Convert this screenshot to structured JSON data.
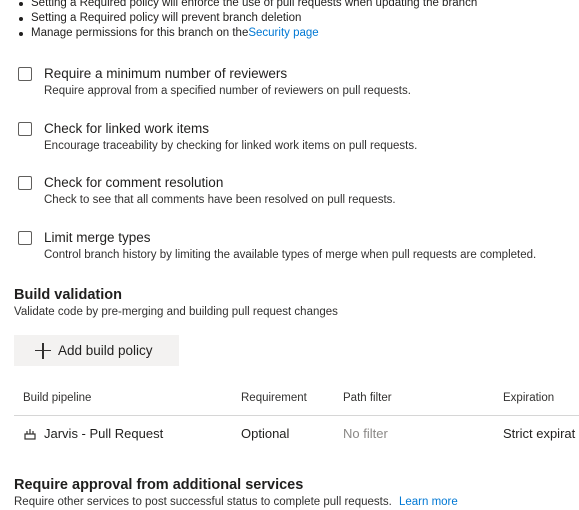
{
  "notes": [
    {
      "text": "Setting a Required policy will enforce the use of pull requests when updating the branch"
    },
    {
      "text": "Setting a Required policy will prevent branch deletion"
    },
    {
      "text": "Manage permissions for this branch on the ",
      "link": "Security page"
    }
  ],
  "policies": [
    {
      "title": "Require a minimum number of reviewers",
      "description": "Require approval from a specified number of reviewers on pull requests."
    },
    {
      "title": "Check for linked work items",
      "description": "Encourage traceability by checking for linked work items on pull requests."
    },
    {
      "title": "Check for comment resolution",
      "description": "Check to see that all comments have been resolved on pull requests."
    },
    {
      "title": "Limit merge types",
      "description": "Control branch history by limiting the available types of merge when pull requests are completed."
    }
  ],
  "build_validation": {
    "title": "Build validation",
    "description": "Validate code by pre-merging and building pull request changes",
    "add_button": "Add build policy",
    "columns": {
      "pipeline": "Build pipeline",
      "requirement": "Requirement",
      "path_filter": "Path filter",
      "expiration": "Expiration"
    },
    "row": {
      "pipeline": "Jarvis - Pull Request",
      "requirement": "Optional",
      "path_filter": "No filter",
      "expiration": "Strict expirat"
    }
  },
  "additional_services": {
    "title": "Require approval from additional services",
    "description": "Require other services to post successful status to complete pull requests.",
    "link": "Learn more"
  },
  "colors": {
    "link": "#0078d4",
    "text": "#201f1e",
    "button_bg": "#f3f2f1",
    "muted": "#8a8886"
  },
  "icons": {
    "add": "plus-icon",
    "pipeline": "build-pipeline-icon"
  }
}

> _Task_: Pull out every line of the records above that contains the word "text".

> _Answer to the problem_:
      "text": "Setting a Required policy will enforce the use of pull requests when updating the branch"
      "text": "Setting a Required policy will prevent branch deletion"
      "text": "Manage permissions for this branch on the ",
    "text": "#201f1e",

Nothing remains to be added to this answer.